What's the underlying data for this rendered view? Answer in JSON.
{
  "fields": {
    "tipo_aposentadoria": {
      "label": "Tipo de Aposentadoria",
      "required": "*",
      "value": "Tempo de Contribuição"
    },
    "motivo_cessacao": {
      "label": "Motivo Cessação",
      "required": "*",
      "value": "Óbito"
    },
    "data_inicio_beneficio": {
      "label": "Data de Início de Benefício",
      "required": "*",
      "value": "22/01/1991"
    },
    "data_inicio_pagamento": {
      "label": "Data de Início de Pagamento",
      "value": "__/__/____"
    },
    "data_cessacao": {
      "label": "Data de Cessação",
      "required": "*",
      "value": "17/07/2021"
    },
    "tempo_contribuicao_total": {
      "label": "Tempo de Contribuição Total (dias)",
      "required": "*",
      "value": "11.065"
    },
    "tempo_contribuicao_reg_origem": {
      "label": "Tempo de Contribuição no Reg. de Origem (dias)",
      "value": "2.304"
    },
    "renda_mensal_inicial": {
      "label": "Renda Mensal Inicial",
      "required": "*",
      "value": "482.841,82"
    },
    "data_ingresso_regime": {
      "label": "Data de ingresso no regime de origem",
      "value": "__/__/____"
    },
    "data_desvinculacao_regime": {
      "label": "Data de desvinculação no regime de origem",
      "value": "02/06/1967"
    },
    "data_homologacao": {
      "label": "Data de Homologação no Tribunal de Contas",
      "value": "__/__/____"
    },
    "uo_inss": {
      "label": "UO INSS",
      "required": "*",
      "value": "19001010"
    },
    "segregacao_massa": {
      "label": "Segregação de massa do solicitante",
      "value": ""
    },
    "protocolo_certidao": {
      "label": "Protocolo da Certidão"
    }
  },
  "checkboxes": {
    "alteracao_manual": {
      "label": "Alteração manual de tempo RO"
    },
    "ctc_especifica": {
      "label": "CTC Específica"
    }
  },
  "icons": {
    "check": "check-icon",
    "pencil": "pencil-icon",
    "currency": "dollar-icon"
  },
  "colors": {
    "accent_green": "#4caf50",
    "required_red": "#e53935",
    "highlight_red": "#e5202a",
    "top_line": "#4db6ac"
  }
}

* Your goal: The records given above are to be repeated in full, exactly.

* Exercise response:
What's the underlying data for this rendered view? Answer in JSON.
{
  "fields": {
    "tipo_aposentadoria": {
      "label": "Tipo de Aposentadoria",
      "required": "*",
      "value": "Tempo de Contribuição"
    },
    "motivo_cessacao": {
      "label": "Motivo Cessação",
      "required": "*",
      "value": "Óbito"
    },
    "data_inicio_beneficio": {
      "label": "Data de Início de Benefício",
      "required": "*",
      "value": "22/01/1991"
    },
    "data_inicio_pagamento": {
      "label": "Data de Início de Pagamento",
      "value": "__/__/____"
    },
    "data_cessacao": {
      "label": "Data de Cessação",
      "required": "*",
      "value": "17/07/2021"
    },
    "tempo_contribuicao_total": {
      "label": "Tempo de Contribuição Total (dias)",
      "required": "*",
      "value": "11.065"
    },
    "tempo_contribuicao_reg_origem": {
      "label": "Tempo de Contribuição no Reg. de Origem (dias)",
      "value": "2.304"
    },
    "renda_mensal_inicial": {
      "label": "Renda Mensal Inicial",
      "required": "*",
      "value": "482.841,82"
    },
    "data_ingresso_regime": {
      "label": "Data de ingresso no regime de origem",
      "value": "__/__/____"
    },
    "data_desvinculacao_regime": {
      "label": "Data de desvinculação no regime de origem",
      "value": "02/06/1967"
    },
    "data_homologacao": {
      "label": "Data de Homologação no Tribunal de Contas",
      "value": "__/__/____"
    },
    "uo_inss": {
      "label": "UO INSS",
      "required": "*",
      "value": "19001010"
    },
    "segregacao_massa": {
      "label": "Segregação de massa do solicitante",
      "value": ""
    },
    "protocolo_certidao": {
      "label": "Protocolo da Certidão"
    }
  },
  "checkboxes": {
    "alteracao_manual": {
      "label": "Alteração manual de tempo RO"
    },
    "ctc_especifica": {
      "label": "CTC Específica"
    }
  },
  "icons": {
    "check": "check-icon",
    "pencil": "pencil-icon",
    "currency": "dollar-icon"
  },
  "colors": {
    "accent_green": "#4caf50",
    "required_red": "#e53935",
    "highlight_red": "#e5202a",
    "top_line": "#4db6ac"
  }
}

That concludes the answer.